* **Work instructions**:
Look through the entries that follow and return each line that has the string "договору".

* **Records provided**:
****************

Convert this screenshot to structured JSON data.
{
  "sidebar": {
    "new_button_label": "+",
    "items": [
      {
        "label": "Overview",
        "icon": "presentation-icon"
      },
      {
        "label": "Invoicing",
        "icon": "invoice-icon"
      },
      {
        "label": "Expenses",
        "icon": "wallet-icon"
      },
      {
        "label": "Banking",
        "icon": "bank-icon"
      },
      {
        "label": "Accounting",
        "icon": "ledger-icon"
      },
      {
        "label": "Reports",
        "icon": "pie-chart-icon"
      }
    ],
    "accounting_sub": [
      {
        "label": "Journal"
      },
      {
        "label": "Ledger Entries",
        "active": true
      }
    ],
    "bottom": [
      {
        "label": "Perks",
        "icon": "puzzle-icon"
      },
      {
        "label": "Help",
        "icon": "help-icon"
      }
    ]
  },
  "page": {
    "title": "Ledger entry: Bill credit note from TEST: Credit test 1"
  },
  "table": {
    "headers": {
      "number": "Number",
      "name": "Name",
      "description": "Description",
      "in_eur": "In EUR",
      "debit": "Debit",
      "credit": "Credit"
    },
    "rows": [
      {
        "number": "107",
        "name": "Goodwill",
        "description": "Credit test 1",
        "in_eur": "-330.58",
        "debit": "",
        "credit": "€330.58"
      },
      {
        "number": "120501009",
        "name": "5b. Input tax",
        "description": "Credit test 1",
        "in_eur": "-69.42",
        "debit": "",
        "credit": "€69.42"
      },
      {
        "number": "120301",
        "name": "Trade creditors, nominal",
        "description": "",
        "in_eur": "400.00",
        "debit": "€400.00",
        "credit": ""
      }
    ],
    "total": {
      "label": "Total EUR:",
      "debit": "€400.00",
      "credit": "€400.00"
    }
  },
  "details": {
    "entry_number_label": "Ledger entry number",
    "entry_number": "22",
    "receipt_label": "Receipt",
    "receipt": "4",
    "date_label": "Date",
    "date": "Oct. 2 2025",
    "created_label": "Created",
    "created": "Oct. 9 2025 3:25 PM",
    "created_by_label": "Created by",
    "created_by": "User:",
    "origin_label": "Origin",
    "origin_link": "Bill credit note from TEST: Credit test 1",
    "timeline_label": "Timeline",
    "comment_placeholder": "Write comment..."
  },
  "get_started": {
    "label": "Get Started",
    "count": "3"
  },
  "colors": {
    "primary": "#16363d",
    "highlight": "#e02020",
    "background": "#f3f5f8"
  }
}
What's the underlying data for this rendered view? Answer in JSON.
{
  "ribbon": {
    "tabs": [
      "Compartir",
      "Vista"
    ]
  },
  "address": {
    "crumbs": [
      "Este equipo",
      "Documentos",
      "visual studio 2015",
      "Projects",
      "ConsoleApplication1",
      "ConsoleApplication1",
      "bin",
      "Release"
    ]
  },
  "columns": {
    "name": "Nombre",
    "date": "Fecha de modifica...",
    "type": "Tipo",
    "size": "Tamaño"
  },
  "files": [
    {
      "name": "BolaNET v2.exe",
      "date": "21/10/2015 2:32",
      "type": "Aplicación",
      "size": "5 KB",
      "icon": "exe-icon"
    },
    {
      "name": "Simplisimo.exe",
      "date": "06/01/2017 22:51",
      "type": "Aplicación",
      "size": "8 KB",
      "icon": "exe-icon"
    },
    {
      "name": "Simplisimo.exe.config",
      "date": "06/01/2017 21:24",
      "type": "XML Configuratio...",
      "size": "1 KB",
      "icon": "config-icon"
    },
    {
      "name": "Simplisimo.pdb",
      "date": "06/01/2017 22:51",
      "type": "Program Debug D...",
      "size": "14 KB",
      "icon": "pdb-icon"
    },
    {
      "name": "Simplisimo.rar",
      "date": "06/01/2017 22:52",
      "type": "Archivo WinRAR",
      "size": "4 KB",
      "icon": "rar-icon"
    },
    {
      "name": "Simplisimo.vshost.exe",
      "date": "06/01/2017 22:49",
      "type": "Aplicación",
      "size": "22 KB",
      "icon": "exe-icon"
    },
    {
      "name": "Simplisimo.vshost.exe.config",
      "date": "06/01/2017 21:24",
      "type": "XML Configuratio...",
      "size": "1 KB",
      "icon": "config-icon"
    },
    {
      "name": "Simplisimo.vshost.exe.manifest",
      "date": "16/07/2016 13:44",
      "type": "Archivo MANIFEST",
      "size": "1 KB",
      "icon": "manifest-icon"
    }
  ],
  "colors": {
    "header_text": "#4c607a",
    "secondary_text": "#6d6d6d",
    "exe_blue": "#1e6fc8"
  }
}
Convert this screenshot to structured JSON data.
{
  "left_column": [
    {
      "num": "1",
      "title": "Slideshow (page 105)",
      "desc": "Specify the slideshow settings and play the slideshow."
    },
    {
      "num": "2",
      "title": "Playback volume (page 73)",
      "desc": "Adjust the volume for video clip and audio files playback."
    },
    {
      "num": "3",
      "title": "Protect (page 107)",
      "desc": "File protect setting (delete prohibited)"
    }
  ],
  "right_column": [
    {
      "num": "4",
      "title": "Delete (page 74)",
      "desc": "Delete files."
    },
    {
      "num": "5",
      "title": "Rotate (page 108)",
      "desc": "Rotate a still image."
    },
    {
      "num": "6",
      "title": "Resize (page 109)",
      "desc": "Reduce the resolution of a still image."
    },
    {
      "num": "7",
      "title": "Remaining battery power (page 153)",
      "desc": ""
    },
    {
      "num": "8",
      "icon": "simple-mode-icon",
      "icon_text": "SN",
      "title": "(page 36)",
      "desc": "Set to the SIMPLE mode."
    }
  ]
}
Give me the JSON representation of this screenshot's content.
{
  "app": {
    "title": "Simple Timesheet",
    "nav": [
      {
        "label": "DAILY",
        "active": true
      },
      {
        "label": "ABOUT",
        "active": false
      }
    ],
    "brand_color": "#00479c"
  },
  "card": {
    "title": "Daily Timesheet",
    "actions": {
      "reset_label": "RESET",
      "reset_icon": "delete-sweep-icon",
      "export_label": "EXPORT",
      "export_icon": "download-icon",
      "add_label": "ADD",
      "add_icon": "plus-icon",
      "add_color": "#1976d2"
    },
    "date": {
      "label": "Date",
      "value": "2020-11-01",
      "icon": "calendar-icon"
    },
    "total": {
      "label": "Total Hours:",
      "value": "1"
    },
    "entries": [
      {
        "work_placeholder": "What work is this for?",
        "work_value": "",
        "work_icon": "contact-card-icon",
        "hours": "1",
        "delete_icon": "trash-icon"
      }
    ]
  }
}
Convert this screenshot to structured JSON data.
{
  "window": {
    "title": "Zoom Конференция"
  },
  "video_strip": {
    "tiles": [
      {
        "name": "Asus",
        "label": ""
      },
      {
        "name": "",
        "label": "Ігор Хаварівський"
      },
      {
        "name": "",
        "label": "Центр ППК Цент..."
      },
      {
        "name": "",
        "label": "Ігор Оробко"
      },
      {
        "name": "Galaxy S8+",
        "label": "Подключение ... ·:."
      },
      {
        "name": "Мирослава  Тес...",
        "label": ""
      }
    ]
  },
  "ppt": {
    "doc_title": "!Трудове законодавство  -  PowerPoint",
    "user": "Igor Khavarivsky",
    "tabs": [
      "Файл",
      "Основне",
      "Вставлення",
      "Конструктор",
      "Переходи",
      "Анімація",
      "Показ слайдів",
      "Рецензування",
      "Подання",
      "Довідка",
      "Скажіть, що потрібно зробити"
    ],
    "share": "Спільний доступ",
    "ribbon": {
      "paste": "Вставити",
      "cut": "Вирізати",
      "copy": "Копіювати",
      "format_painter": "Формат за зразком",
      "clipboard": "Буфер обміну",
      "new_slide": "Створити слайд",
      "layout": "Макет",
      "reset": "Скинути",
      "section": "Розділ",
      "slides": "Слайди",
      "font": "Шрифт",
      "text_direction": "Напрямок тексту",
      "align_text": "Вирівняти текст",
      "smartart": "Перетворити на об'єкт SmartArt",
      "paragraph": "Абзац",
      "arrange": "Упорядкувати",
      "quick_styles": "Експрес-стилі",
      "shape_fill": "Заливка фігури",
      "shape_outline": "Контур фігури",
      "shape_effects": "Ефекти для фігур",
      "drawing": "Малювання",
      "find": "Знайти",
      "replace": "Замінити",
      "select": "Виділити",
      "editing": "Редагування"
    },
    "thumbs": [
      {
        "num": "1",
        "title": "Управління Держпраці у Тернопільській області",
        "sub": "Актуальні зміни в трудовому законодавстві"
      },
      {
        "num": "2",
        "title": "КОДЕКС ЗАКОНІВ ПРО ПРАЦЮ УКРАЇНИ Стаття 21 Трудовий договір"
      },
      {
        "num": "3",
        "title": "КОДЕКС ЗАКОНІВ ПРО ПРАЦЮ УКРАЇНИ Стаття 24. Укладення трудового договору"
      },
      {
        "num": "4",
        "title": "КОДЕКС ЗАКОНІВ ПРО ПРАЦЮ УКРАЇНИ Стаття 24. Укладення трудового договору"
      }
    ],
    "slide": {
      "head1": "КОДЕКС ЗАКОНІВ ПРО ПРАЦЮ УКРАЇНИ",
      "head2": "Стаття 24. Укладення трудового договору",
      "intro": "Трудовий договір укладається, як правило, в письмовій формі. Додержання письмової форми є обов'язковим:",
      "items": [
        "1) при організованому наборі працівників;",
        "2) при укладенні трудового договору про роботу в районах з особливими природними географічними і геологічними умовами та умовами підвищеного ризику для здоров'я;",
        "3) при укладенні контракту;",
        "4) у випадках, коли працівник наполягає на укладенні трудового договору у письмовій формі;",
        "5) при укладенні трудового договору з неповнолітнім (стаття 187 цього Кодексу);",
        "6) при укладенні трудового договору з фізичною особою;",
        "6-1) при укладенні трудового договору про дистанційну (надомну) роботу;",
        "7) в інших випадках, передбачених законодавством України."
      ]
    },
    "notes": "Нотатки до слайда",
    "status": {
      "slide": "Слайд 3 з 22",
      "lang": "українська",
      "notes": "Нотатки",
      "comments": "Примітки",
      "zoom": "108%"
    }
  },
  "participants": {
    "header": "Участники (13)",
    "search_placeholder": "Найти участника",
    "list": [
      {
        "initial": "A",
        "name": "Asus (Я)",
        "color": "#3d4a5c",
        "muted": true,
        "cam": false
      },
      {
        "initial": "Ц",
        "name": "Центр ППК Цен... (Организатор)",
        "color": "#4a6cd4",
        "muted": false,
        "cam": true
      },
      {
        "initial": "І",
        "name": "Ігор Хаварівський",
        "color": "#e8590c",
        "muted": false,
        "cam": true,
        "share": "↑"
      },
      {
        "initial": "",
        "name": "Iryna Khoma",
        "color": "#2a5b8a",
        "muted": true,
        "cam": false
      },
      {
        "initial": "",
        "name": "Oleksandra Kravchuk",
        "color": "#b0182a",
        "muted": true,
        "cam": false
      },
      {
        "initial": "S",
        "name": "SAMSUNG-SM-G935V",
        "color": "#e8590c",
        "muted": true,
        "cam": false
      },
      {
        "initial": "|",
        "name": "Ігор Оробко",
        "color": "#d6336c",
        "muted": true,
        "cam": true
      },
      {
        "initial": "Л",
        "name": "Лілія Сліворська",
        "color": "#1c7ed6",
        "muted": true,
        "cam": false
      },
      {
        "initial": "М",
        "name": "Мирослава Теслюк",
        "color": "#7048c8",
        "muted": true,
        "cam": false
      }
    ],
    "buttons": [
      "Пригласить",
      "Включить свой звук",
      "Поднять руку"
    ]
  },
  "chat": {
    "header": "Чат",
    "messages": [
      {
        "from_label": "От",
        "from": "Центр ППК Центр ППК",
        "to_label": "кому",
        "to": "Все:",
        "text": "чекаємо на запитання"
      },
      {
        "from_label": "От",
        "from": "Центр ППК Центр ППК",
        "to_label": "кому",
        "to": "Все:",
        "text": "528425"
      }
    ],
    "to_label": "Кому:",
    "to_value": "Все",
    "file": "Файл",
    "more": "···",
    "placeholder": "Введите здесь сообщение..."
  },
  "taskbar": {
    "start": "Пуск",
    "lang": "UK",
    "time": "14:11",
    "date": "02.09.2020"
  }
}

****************

* **Task solution**:
        "title": "КОДЕКС ЗАКОНІВ ПРО ПРАЦЮ УКРАЇНИ Стаття 24. Укладення трудового договору"
        "title": "КОДЕКС ЗАКОНІВ ПРО ПРАЦЮ УКРАЇНИ Стаття 24. Укладення трудового договору"
      "head2": "Стаття 24. Укладення трудового договору",
        "2) при укладенні трудового договору про роботу в районах з особливими природними географічними і геологічними умовами та умовами підвищеного ризику для здоров'я;",
        "4) у випадках, коли працівник наполягає на укладенні трудового договору у письмовій формі;",
        "5) при укладенні трудового договору з неповнолітнім (стаття 187 цього Кодексу);",
        "6) при укладенні трудового договору з фізичною особою;",
        "6-1) при укладенні трудового договору про дистанційну (надомну) роботу;",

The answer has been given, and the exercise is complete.